Looking back I really hadn’t prepared myself for the post-surgery period.  Because of the reconstruction, I had an incision across my abdomen and 3 drains that had to be emptied and measured daily.  It never occurred to me that I might need help getting out of bed or that stairs would be a challenge.  A hospital bed made it easier to sleep.  Don’t fool yourself into thinking you can handle this alone.

The next step was to meet my oncologist.  I considered a clinical trial, but because I didn’t fully understand the program, I declined.  Knowing what I know now, I would have agreed to participate.  My oncologist said I needed “the big elephant gun” and was prescribed a dose dense regiment of 3 powerful chemotherapy drugs to be administered at the same time instead of the usual regiment of a 2 drug cocktail followed by 1 powerful agent.  I hoped my body would be able to tolerate the toxic assault.

About 10 days after my surgery, the drains were removed.  I felt like a new woman!  A week later a port was implanted in my chest to administer the chemo because the veins in my arm would never be able to withstand the dose dense regiment.

The following week I started my first chemo treatment. I was prescribed 6 chemo treatments, one every three weeks.  My hair started to fall out after my 2nd treatment.  It was very disheartening to wake up and see hair on my pillow each morning and to have handfuls of hair fall out every time I washed my hair.  I knew my hair was eventually going to fall out, so I decided to take control and have a head shaving party.  It was a small triumph for ME to choose when I would become bald, not the cancer.  It never occurred to me ALL of my hair would be gone – – including my eyelashes, eyebrows and nose hair.

One of my biggest fear of getting sick never happened thanks to the wonderful anti-nausea drugs.  Chemo does tend to give everything you eat or drink a metallic taste , so I didn’t have much of an appetite for anything except Starbucks mocha frapaccino.  I drank 3-4 every day.  Fighting extreme fatigue was also a daily battle.  Simple activities like taking a shower and getting dressed was just draining.

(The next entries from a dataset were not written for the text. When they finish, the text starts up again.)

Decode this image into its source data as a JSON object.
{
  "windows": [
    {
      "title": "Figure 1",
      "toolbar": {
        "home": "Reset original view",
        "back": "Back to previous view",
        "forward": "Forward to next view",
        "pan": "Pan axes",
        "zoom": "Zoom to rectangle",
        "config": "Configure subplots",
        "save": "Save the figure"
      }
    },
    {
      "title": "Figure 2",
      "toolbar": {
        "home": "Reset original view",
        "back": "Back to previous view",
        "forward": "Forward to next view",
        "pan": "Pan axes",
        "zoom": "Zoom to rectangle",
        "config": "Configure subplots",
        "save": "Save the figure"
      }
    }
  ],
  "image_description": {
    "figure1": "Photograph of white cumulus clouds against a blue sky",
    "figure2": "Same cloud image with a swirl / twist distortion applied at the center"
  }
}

Chemotherapy destroys white blood cells  Not having enough white blood cells makes  your body susceptible to infections and germs.  A few days after each treatment I would return to the hospital for a shot of Neulasta to boost white cell production.  One of the side effects is excruciating bone pain that mercifully only lasted a few days.   I finished all of my chemotherapy at Christmas and was blessed to have a week before starting radiation therapy in January.  Happy New Year.

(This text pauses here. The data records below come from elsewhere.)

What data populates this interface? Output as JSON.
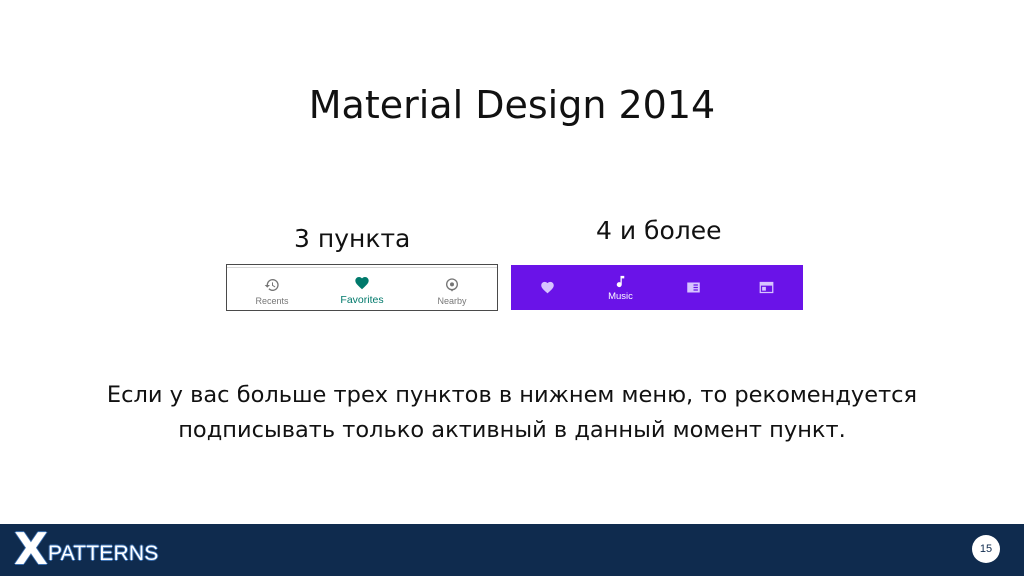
{
  "slide": {
    "title": "Material Design 2014",
    "label_three": "3 пункта",
    "label_four": "4 и более",
    "body_text": "Если у вас больше трех пунктов в нижнем меню, то рекомендуется подписывать только активный в данный момент пункт.",
    "page_number": "15"
  },
  "nav_three": {
    "background": "#ffffff",
    "active_color": "#00796b",
    "items": [
      {
        "label": "Recents",
        "icon": "history-icon"
      },
      {
        "label": "Favorites",
        "icon": "heart-icon",
        "active": true
      },
      {
        "label": "Nearby",
        "icon": "location-icon"
      }
    ]
  },
  "nav_four": {
    "background": "#6a13e8",
    "items": [
      {
        "label": "",
        "icon": "heart-icon"
      },
      {
        "label": "Music",
        "icon": "music-note-icon",
        "active": true
      },
      {
        "label": "",
        "icon": "book-icon"
      },
      {
        "label": "",
        "icon": "web-icon"
      }
    ]
  },
  "footer": {
    "logo_mark": "X",
    "logo_text": "PATTERNS",
    "background": "#0f2b4e"
  }
}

After chemo I thought radiation therapy would be a breeze.  Little did I know.  Radiation therapy was just as challenging as chemo, but in a different way.  Treatments were daily for six weeks instead of every three weeks.  The first two or three weeks weren’t all that bad, but after the 4th week my skin was very burned and hurt all of the time – similar to a bad sunburn.  The burn went completely through my body and I even had blisters on my back.

During this time I noticed I couldn’t straighten nor raise my arm above my head.  I learned I had “cording” from removing so may lymph nodes and was at risk for lymphodema.  Six weeks of physical therapy seemed to do the trick.  All was going well until about a month ago when my arm and hand started swelling and became quite painful.  I thought after five years I was in the clear.  Apparently not.  I started wearing a compression sleeve that does provide some relief.

I am happy and grateful to be a survivor. Cancer sucks – no doubt about it. Being a survivor changed my life in many ways and not all was bad. Survivorship has given me the opportunity to do something I’ve never done before – talk about cancer.  I hope by sharing my experience others will be motivated to get their mammogram screenings on time and to take action to reduce their risks.  I gave up my breast, my hair and a year of my life.  In exchange for those losses, I gained friends, peace within and strength from knowing I am a survivor.